    • Balance between differentiation and identification.

Technology, data, and branding

Thanks to technology, brand leaders can continuously adapt their tactics and instantly measure their effects on metrics such as sales and customer acquisition. It is possible to follow customers in their Digital Journey, know from which sites they enter web pages, know where they go when they leave, measure their clicks, evaluate how different tactics convert into sales, etc. All of this generates huge amounts of data that need to be properly processed, which can be a problem.

In addition, what happens is that we can observe the behavior of consumers online, but we do not get any knowledge of the reasons why they do it. Consequently, with the focus on access to more data, there is a risk of losing the strategic perspective of branding and focusing too much on the short term.

Brand, experience and shared values

To talk about brands is to talk about meanings. That’s why it’s important to identify their purpose (why they’re there) and their promise (what experience we’re going to have thanks to them). According to Salesforce, 75% of consumers expect consistent experiences across multiple channels (web, mobile, in-person, social media), and 73% are likely to switch brands if they don’t.

Customers today have the power thanks to the huge number of alternatives coming to their devices. In return, we know a lot more about customers, who want brands to get ahead of their wants and needs.

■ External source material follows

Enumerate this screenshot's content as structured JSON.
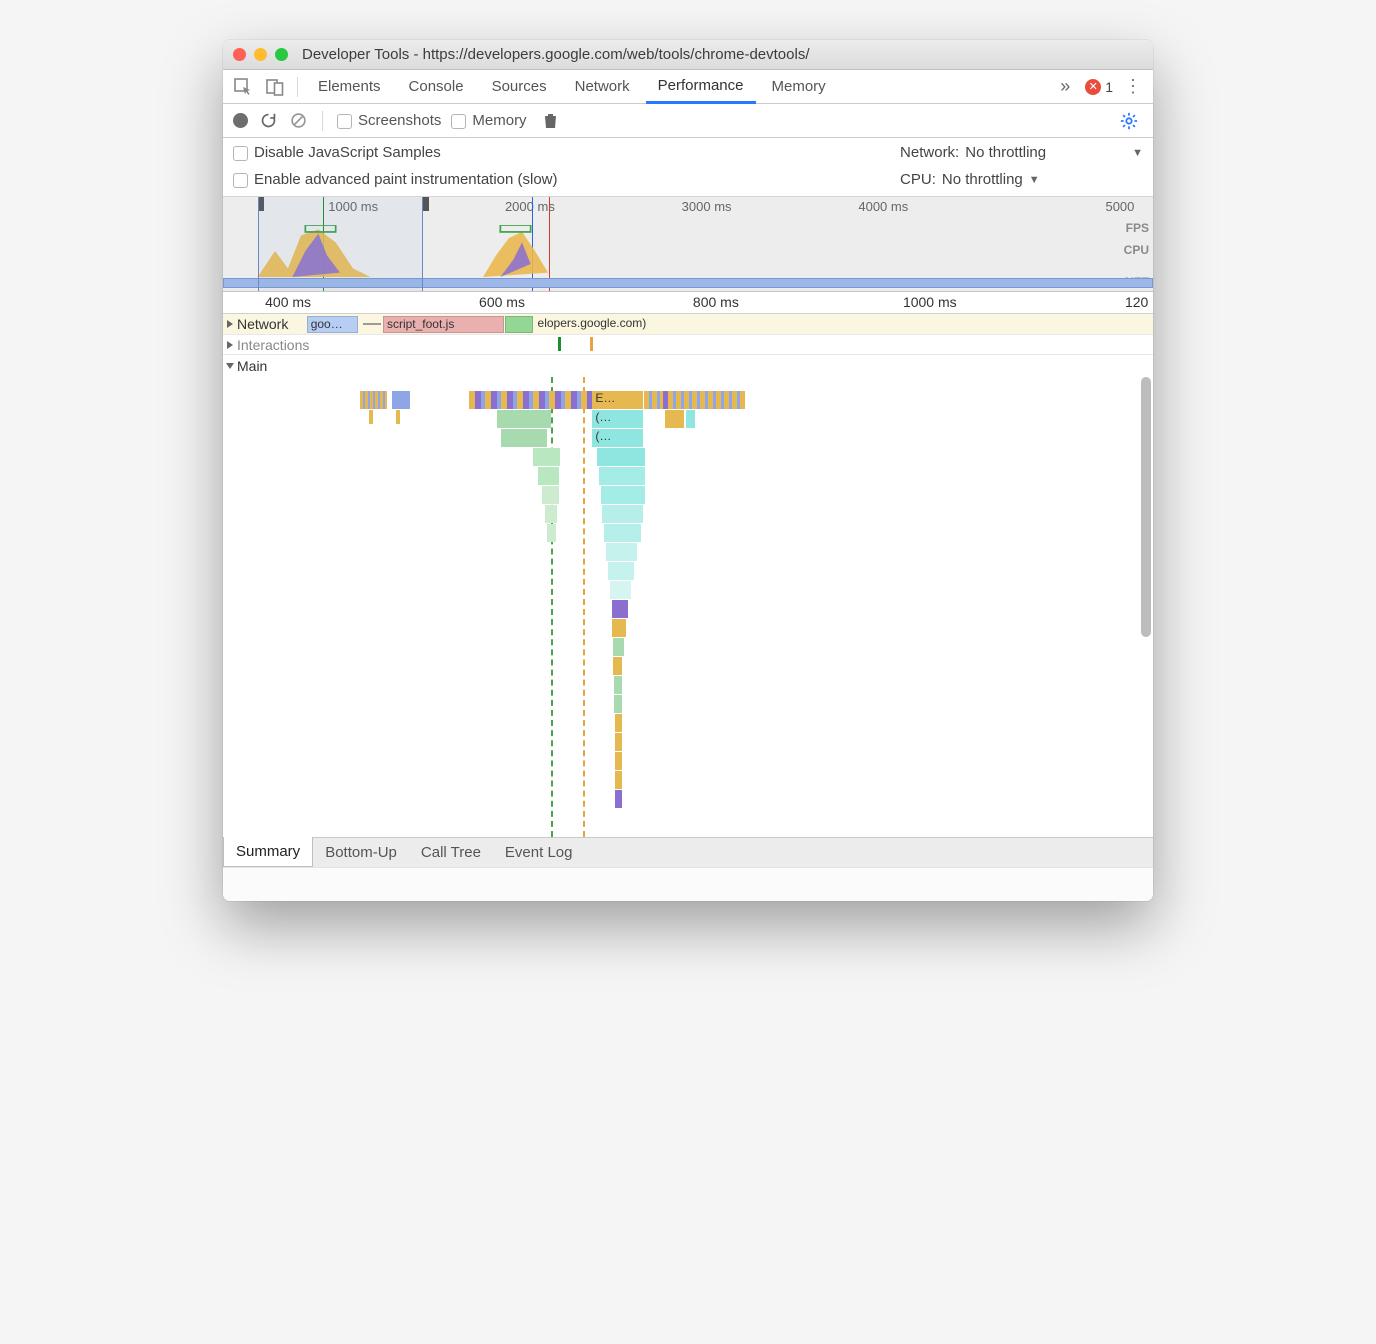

Nowadays, and even more so in the digital environment, the differentiation between products is becoming less and less and the brand is consolidating itself as the main differentiating element. The brand is responsible for building a meaning that people identify with and want to connect with because they are in tune with their own values and beliefs. Those that have worked their strategy well, and reach a clear why, will be able to use that concept as the core of creating valuable content.

The Beginning of the End

We must not forget that technology and digital are a means, not an end in themselves. There is no doubt that brand managers must take advantage of new digital opportunities, experiment with new communication channels, and look for new ways to connect with their environment. However, the basic principles of branding remain, and will continue to be, fundamental. Key concepts such as brand territory, values, positioning, purpose and personality are just as important in the digital world.


Carlos Puig Falcó

CEO of Branward